TSA warns against protests, agents share own humiliation in invasive security saga
As tempers kept flaring at airports Monday over invasive security procedures, TSA officials implored flyers not to join a protest that could snarl lines and beleaguered agents shared their own horror stories.
With the busiest travel day of the year Wednesday, TSA chief John Pistole warned angry air travelers against partaking in National Opt-Out Day, saying that protesters refusing full-body scanners in favor of pat-downs would only “tie up people who want to go home and see their loved ones.”

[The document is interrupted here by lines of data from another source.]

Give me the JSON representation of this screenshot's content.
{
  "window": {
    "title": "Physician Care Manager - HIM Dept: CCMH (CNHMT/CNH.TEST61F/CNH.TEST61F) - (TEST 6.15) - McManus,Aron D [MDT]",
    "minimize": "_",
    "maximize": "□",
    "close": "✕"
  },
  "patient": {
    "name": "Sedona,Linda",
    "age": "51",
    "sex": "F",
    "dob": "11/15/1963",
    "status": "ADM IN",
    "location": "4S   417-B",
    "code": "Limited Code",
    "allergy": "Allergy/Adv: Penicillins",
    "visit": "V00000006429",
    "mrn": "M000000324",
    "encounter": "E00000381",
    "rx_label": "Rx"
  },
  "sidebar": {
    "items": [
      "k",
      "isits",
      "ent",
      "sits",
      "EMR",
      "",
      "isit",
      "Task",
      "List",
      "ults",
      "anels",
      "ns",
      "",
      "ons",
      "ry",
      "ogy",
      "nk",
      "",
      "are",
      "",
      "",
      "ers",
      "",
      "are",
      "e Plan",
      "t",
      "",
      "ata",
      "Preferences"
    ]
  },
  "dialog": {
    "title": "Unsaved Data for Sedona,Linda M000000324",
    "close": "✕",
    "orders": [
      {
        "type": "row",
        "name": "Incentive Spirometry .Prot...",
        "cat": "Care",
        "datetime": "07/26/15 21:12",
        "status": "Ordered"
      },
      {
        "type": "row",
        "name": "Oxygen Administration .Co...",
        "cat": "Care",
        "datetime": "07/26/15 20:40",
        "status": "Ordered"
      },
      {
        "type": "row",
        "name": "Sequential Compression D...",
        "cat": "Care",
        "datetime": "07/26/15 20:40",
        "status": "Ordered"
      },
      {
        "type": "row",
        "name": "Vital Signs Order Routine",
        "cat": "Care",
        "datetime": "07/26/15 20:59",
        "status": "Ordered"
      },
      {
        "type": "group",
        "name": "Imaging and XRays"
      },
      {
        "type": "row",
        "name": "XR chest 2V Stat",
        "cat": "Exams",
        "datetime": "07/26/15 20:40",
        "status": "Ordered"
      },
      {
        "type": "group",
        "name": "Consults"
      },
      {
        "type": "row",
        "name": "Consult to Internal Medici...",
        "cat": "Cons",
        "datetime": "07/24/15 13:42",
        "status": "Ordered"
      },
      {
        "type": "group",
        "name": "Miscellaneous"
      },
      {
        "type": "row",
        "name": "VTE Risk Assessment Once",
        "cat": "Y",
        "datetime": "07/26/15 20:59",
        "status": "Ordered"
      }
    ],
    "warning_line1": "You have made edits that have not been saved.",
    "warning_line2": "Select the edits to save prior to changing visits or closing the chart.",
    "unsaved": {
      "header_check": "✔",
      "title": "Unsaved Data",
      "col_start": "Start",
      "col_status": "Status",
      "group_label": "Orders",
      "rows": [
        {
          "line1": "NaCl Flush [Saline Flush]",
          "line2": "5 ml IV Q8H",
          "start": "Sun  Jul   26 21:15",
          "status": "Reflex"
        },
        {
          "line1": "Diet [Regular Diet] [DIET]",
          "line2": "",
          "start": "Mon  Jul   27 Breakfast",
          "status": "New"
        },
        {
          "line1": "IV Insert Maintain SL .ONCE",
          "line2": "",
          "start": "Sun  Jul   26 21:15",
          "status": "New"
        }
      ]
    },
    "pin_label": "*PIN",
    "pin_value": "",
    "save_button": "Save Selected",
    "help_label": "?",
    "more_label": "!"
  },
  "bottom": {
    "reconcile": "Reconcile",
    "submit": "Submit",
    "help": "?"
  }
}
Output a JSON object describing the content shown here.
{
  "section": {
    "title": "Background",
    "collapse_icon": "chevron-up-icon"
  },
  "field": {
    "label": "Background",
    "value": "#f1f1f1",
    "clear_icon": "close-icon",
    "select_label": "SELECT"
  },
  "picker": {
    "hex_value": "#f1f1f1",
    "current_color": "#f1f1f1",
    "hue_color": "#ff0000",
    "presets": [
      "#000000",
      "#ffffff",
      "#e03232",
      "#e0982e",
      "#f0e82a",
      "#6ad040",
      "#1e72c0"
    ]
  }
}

He did not say whether he would ease the controversial procedures, but the Obama administration Monday said it was striving toward measures that would maximize security and minimize invasiveness.
Meanwhile, the TSA apologized to a Michigan bladder cancer survivor whose pat-down reportedly left him covered in urine.
Amid allegations of the mistreatment of air passengers, TSA screeners offered tales of how they’ve been berated and called slurs by outraged travelers.
“Molester, pervert, disgusting, an embarrassment, creep. These are all words I have heard today at work describing me, said in my presence as I patted passengers down,” an unidentified agent told flyingwithfish.com, a blog on aviation security.
Another officer said, “I was asked by some guy if I got excited touching scrotums at the airport and if it gave me a power thrill. I felt like vomiting when he asked that. This is not a turn on for me.”
Steven Frischling, author of the blog, said there’s growing dissent among TSA workers. “They’re not happy at all,” Frischling said. One official “has TSA polo shirts and sweatshirts that he stopped wearing anywhere but work. He said, ‘I’m proud of what I do, but I don’t want the public knowing I work for the TSA.’”